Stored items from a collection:
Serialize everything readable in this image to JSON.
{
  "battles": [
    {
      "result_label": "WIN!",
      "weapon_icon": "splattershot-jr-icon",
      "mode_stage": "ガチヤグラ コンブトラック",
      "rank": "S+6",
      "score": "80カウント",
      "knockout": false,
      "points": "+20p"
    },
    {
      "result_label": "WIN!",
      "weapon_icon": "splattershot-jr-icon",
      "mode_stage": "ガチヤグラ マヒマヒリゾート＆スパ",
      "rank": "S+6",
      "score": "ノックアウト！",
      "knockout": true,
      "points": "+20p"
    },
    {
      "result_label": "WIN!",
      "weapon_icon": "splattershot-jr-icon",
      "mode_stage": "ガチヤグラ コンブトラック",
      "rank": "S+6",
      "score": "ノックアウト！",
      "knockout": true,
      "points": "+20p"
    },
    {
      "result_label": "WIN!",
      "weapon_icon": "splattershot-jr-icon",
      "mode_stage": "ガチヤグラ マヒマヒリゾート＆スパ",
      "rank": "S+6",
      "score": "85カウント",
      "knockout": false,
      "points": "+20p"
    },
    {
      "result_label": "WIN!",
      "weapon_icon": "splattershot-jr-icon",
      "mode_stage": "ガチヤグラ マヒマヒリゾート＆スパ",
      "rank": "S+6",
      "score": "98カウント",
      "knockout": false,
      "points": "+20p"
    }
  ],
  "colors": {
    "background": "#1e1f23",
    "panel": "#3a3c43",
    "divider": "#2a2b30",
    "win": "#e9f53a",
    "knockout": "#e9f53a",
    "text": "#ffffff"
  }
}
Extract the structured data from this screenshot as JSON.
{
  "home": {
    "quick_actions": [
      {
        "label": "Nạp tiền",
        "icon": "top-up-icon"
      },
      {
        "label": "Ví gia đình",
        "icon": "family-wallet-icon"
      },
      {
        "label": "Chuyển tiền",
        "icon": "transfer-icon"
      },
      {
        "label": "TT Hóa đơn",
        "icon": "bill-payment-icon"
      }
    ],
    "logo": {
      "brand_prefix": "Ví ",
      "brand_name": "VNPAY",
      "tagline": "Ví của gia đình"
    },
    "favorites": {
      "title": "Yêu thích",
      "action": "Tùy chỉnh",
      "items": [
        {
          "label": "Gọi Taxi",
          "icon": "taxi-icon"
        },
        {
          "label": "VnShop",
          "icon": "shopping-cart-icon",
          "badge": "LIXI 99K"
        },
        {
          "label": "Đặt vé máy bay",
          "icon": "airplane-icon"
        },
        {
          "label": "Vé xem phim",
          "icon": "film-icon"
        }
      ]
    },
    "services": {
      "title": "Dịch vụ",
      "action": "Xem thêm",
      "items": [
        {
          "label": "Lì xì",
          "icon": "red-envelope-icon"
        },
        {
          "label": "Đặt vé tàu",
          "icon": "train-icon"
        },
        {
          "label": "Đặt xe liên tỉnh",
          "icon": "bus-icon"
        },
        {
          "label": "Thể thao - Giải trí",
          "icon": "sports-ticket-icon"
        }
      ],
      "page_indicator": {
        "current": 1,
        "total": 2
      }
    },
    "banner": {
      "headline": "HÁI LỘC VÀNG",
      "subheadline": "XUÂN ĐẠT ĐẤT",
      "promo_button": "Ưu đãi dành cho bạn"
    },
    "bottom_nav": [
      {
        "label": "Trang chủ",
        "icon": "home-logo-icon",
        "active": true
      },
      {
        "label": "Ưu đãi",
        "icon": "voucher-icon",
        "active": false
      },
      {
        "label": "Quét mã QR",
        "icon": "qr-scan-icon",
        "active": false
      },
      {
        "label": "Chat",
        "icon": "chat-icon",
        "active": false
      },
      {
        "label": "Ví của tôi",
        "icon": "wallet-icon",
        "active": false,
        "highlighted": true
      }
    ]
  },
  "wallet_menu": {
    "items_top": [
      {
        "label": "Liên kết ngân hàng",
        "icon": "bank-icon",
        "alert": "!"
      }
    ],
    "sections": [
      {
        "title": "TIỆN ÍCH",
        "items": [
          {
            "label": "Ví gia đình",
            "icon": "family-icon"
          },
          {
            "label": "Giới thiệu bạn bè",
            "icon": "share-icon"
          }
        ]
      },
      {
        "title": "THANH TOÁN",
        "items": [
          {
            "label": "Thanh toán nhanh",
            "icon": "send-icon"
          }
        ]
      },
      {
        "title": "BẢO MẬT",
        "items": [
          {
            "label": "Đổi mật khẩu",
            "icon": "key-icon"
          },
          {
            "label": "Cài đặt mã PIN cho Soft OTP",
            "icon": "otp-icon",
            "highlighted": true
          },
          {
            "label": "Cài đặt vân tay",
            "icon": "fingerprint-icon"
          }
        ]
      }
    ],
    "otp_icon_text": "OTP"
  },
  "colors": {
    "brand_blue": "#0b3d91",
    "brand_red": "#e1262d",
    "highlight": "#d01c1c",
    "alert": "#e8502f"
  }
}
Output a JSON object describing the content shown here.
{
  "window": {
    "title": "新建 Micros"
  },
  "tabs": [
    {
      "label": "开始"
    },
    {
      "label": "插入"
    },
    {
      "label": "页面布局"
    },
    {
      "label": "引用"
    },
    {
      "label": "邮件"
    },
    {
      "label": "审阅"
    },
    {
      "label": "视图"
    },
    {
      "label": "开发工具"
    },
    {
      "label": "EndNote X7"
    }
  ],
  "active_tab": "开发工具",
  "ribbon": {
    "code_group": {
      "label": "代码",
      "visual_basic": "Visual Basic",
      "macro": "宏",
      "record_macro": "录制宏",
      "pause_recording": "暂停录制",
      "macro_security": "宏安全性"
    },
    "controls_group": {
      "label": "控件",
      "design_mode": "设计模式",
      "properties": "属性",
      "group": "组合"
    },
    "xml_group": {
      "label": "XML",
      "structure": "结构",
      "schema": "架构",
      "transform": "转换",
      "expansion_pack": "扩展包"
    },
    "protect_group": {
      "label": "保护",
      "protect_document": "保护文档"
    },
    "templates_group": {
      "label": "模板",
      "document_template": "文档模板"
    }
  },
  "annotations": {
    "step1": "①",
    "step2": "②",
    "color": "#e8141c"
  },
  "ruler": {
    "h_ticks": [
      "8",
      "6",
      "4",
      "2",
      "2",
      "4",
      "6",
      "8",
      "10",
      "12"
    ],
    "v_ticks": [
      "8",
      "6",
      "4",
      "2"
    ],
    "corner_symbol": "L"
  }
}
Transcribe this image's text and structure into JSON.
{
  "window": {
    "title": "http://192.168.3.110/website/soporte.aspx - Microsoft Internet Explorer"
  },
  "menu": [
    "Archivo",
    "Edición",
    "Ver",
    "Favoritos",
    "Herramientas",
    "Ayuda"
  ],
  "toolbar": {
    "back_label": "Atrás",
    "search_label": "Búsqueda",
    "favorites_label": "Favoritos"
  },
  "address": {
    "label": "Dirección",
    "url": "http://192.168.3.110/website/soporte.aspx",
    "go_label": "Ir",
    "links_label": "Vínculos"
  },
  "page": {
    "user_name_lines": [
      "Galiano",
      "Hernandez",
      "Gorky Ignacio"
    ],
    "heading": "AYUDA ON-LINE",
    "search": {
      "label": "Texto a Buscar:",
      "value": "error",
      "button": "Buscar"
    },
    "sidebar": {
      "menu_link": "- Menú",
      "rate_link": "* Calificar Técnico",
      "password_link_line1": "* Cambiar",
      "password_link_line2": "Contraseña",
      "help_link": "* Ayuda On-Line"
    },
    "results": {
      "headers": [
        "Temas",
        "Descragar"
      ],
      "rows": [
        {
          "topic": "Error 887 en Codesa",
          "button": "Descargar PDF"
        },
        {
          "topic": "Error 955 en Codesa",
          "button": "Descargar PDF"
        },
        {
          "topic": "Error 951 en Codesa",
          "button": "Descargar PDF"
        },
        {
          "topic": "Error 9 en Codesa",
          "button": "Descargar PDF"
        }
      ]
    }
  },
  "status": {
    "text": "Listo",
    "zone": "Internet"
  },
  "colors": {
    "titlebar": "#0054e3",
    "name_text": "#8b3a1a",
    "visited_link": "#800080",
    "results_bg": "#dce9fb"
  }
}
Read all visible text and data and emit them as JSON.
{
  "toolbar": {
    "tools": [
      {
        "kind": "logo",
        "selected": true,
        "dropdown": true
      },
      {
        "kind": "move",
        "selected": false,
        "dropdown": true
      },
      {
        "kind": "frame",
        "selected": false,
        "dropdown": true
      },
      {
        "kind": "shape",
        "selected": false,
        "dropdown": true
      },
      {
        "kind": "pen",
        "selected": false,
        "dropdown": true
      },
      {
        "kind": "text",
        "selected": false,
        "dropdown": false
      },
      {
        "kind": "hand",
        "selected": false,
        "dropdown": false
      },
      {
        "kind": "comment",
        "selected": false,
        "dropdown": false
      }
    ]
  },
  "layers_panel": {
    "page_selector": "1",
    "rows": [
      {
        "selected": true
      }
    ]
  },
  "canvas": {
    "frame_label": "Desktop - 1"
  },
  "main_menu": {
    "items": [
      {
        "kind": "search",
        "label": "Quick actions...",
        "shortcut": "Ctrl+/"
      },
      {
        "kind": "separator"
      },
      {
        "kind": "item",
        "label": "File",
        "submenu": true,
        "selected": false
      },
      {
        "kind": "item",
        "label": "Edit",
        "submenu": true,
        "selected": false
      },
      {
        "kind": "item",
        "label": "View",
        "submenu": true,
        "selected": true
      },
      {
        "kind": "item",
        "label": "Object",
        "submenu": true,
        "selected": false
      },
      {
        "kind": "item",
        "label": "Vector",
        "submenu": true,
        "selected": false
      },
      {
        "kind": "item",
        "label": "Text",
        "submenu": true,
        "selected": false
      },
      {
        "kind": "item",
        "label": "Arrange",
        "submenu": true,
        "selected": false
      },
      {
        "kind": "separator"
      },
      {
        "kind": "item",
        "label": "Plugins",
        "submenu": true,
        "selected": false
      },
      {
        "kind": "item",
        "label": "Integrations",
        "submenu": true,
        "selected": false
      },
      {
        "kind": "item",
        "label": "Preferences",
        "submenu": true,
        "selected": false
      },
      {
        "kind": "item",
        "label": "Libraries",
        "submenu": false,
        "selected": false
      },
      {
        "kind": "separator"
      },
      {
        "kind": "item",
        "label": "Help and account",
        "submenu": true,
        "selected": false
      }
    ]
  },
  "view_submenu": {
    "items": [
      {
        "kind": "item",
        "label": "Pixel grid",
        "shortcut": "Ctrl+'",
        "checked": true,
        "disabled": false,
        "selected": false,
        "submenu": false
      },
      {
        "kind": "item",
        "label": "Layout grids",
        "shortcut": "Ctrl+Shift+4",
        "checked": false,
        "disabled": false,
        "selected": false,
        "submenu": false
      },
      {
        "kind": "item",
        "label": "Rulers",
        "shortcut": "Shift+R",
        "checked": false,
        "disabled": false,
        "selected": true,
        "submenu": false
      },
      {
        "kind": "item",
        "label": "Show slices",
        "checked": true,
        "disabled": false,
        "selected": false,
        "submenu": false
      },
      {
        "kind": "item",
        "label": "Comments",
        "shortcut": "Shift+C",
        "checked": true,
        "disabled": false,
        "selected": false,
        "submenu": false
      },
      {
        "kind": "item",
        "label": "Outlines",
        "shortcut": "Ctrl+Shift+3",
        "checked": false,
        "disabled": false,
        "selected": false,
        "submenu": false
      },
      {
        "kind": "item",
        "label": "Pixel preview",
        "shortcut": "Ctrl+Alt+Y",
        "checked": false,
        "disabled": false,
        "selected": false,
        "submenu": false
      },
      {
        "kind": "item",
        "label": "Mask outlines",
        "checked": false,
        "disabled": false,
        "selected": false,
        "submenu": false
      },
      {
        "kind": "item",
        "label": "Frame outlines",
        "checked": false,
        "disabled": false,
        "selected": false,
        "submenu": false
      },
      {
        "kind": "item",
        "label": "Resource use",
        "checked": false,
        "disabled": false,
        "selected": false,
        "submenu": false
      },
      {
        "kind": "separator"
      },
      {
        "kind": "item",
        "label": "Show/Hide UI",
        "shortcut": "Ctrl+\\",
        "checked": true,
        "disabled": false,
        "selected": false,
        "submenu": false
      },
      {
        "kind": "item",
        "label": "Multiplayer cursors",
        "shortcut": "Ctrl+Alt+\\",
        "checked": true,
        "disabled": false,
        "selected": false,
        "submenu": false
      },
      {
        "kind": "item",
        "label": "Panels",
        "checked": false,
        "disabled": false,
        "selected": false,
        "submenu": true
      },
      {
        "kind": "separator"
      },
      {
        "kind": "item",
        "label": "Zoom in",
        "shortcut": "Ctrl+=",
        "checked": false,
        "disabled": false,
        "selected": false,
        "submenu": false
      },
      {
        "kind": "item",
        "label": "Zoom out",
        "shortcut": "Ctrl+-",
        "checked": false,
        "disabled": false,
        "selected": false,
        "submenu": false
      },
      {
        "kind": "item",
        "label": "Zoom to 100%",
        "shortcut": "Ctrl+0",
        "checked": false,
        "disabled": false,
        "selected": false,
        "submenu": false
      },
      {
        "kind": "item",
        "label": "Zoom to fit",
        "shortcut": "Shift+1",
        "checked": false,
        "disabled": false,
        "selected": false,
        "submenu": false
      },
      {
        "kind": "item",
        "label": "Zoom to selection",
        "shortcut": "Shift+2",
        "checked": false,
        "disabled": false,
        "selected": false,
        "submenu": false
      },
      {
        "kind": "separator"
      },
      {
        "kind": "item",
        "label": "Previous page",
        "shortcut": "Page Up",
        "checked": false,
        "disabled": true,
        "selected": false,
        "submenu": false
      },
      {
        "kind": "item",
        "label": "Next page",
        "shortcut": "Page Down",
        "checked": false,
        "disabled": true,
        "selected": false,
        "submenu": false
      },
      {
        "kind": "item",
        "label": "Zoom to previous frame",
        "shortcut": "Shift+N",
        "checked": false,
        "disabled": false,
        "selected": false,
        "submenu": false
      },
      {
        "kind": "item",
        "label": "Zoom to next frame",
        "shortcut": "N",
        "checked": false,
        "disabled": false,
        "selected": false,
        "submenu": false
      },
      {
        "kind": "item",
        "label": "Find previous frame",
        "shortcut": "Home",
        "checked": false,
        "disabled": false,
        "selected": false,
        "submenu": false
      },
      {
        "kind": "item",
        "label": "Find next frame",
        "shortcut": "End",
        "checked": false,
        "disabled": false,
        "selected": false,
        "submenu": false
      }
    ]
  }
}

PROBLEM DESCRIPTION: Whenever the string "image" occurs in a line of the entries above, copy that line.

OUTPUT OF THE TASK:
Serialize everything readable in this image to JSON.
Transcribe this image's text and structure into JSON.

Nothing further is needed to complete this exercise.